Their idea was to replace fossil fuels with batteries – literally. What this meant was that as you re-fuel your cars with gasoline, you could get your batteries changed at a fuel station. This was in stark contrast to all the other start-ups in this space, who have been working on increasing the range of their batteries to go longer distances or increase the speed at which one could charge the batteries on-the-go.
There has been enough written about their strategy and why it did not work. Some of the reasons that have been proposed for the failure of the business model are:
- The most important cause was the fact that the very need to create a network of fuel stations where battery could be switched was very expensive and was a pre-requisite to start acquiring customers.
- They got too ambitious by expanding to other markets even before they won in their home market (Israel).
- They were not able to offer choice of different car models to their customers, which was a mistake.
However, no one has written about what would have given them a fighting chance at success.
I would like to stick my neck out and outline what I would have done if I were running the company.
Related Resources from B2C
» Free Webcast: How to Create Killer Email Conversion Copy
I think that the business model that they were pursuing was and is still a great model. This ensures that the behavior of the end customer does not change and with the improving quality of batteries, my cost over time would reduce while my revenue would continue to increase, which is a perfect situation to be in.
One of the most important lessons that we can learn from this exercise is that the choice of your initial market is the most important decision you have to make. The choice of markets (Australia, California, Canada, Denmark, Hawaii and Israel) in this case was a mistake.
If I were in their position, I would have chosen a city based approach rather than pick a country as a market. I would have also chosen a city in densely populated area where, the populations do not generally drive very far (thus reducing the number of switching stations necessary to serve the market.
I would have franchised these switching stations (just like Shell or other Oil players do, mostly to the same franchisees) and signed a revenue sharing agreement with them, thereby eliminating a lot of cost in creating a network of switching station. Also, this would have been much faster and would have provided the momentum to the start-up.
Instead of trying to get Auto manufacturers on-board as a partner, I would have signed-up with them as a customer. I would have co-designed a few models along with the auto manufacturers and placed an order for these cars, thereby eliminating the risk for them, thereby creating choice for the customers.
Once the auto companies have made the models, adding or improving them is not much cost or effort and would lead to them developing more models by themselves (if the initial model was successful in the market).
I would then lease or if possible rent these models (co-branded with the auto manufacturers) on a rental based on either the kilometers driven or for every battery being replaced. This makes it more attractive for a customer to rent a car than to buy it (capex to opex).

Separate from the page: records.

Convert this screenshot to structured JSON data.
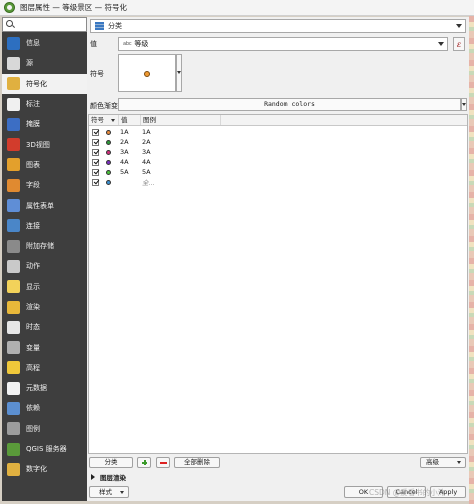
{
  "window": {
    "title": "图层属性 — 等级景区 — 符号化"
  },
  "sidebar": {
    "search_placeholder": "",
    "items": [
      {
        "label": "信息",
        "icon": "info-icon",
        "color": "#2d6fc0"
      },
      {
        "label": "源",
        "icon": "source-icon",
        "color": "#d8d8d8"
      },
      {
        "label": "符号化",
        "icon": "paintbrush-icon",
        "color": "#e0b040"
      },
      {
        "label": "标注",
        "icon": "labels-icon",
        "color": "#f0f0f0"
      },
      {
        "label": "掩膜",
        "icon": "mask-icon",
        "color": "#3c6ec4"
      },
      {
        "label": "3D视图",
        "icon": "cube-icon",
        "color": "#d23c2c"
      },
      {
        "label": "图表",
        "icon": "diagram-icon",
        "color": "#e3a02c"
      },
      {
        "label": "字段",
        "icon": "fields-icon",
        "color": "#e08a30"
      },
      {
        "label": "属性表单",
        "icon": "form-icon",
        "color": "#5f8ed6"
      },
      {
        "label": "连接",
        "icon": "join-icon",
        "color": "#4a86c8"
      },
      {
        "label": "附加存储",
        "icon": "storage-icon",
        "color": "#8a8a8a"
      },
      {
        "label": "动作",
        "icon": "gear-icon",
        "color": "#c9c9c9"
      },
      {
        "label": "显示",
        "icon": "display-icon",
        "color": "#f2d25a"
      },
      {
        "label": "渲染",
        "icon": "render-icon",
        "color": "#e8b83a"
      },
      {
        "label": "时态",
        "icon": "clock-icon",
        "color": "#e6e6e6"
      },
      {
        "label": "变量",
        "icon": "variable-icon",
        "color": "#b0b0b0"
      },
      {
        "label": "高程",
        "icon": "elevation-icon",
        "color": "#f0c83a"
      },
      {
        "label": "元数据",
        "icon": "metadata-icon",
        "color": "#f2f2f2"
      },
      {
        "label": "依赖",
        "icon": "dependency-icon",
        "color": "#5c8fd0"
      },
      {
        "label": "图例",
        "icon": "legend-icon",
        "color": "#9c9c9c"
      },
      {
        "label": "QGIS 服务器",
        "icon": "server-icon",
        "color": "#5a9a3a"
      },
      {
        "label": "数字化",
        "icon": "digitize-icon",
        "color": "#e0b040"
      }
    ],
    "active_index": 2
  },
  "renderer": {
    "type_label": "分类"
  },
  "value": {
    "label": "值",
    "field_type": "abc",
    "field_name": "等级"
  },
  "symbol": {
    "label": "符号",
    "fill_color": "#ef9a32"
  },
  "color_ramp": {
    "label": "颜色渐变",
    "value": "Random colors"
  },
  "table": {
    "headers": {
      "symbol": "符号",
      "value": "值",
      "legend": "图例"
    },
    "rows": [
      {
        "value": "1A",
        "legend": "1A",
        "color": "#e88a3c",
        "checked": true
      },
      {
        "value": "2A",
        "legend": "2A",
        "color": "#2e9a3a",
        "checked": true
      },
      {
        "value": "3A",
        "legend": "3A",
        "color": "#d02e7a",
        "checked": true
      },
      {
        "value": "4A",
        "legend": "4A",
        "color": "#7a2fc0",
        "checked": true
      },
      {
        "value": "5A",
        "legend": "5A",
        "color": "#4ac23a",
        "checked": true
      },
      {
        "value": "",
        "legend": "全...",
        "color": "#3a8fd0",
        "checked": true
      }
    ]
  },
  "buttons": {
    "classify": "分类",
    "delete_all": "全部删除",
    "advanced": "高级",
    "ok": "OK",
    "cancel": "Cancel",
    "apply": "Apply"
  },
  "layer_rendering": {
    "label": "图层渲染"
  },
  "style": {
    "label": "样式"
  },
  "watermark": "CSDN @爱看书的小沐"
}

This would have allowed me to win one city at a time and then expand to an ever larger network. Once the concept is validated in a few cities, I would then scale like hell and create a network (again franchised) across a nation. If the revenue sharing is fair for the franchisees, it would be easy to create a nationwide network.
This would have allowed me to iterate and learn about the operational challenge and find answers to these challenges with the least risk exposure and perfect the model to enable fast scale.
This would have also reduced my total cash burn and given the start-up a longer play in the market.
I believe 6 years is too long a time to prove your concept, which led to Nissan moving out and others not too keen. The key in this case was the inability to win a single market that led to the fall-out of the business model.
Also, I think that one of the key aspects of business model innovation is the velocity with which you are able to execute and validate your business model in the market, failing which you will find ever increasing resistance from the ecosystem and inertia will kill the project.
What would you have done differently if you were the CEO of Better Place? Do you think that someone should still pursue the business model that they were pursuing?
Let me know your thoughts by commenting below or tweeting to me at @rmukeshgupta.
PS: Interesting news about speed charging your electric vehicle.